- _What to work on_
Keep each line of the material that includes "title", and leave out the rest.

::: Source data :::

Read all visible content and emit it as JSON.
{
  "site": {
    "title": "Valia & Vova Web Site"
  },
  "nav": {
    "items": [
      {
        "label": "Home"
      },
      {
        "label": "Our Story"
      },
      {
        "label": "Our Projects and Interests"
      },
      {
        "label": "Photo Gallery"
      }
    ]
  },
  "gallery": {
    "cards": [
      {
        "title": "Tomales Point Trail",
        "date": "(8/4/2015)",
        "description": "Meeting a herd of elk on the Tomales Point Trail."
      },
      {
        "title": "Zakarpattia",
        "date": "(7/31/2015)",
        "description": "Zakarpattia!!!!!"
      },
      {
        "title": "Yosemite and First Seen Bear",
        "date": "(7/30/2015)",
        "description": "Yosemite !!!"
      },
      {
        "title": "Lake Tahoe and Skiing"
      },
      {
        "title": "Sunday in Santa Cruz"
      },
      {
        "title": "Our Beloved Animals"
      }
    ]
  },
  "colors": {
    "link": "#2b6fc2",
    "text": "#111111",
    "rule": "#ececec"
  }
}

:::

- _Solved exercise_
    "title": "Valia & Vova Web Site"
        "title": "Tomales Point Trail",
        "title": "Zakarpattia",
        "title": "Yosemite and First Seen Bear",
        "title": "Lake Tahoe and Skiing"
        "title": "Sunday in Santa Cruz"
        "title": "Our Beloved Animals"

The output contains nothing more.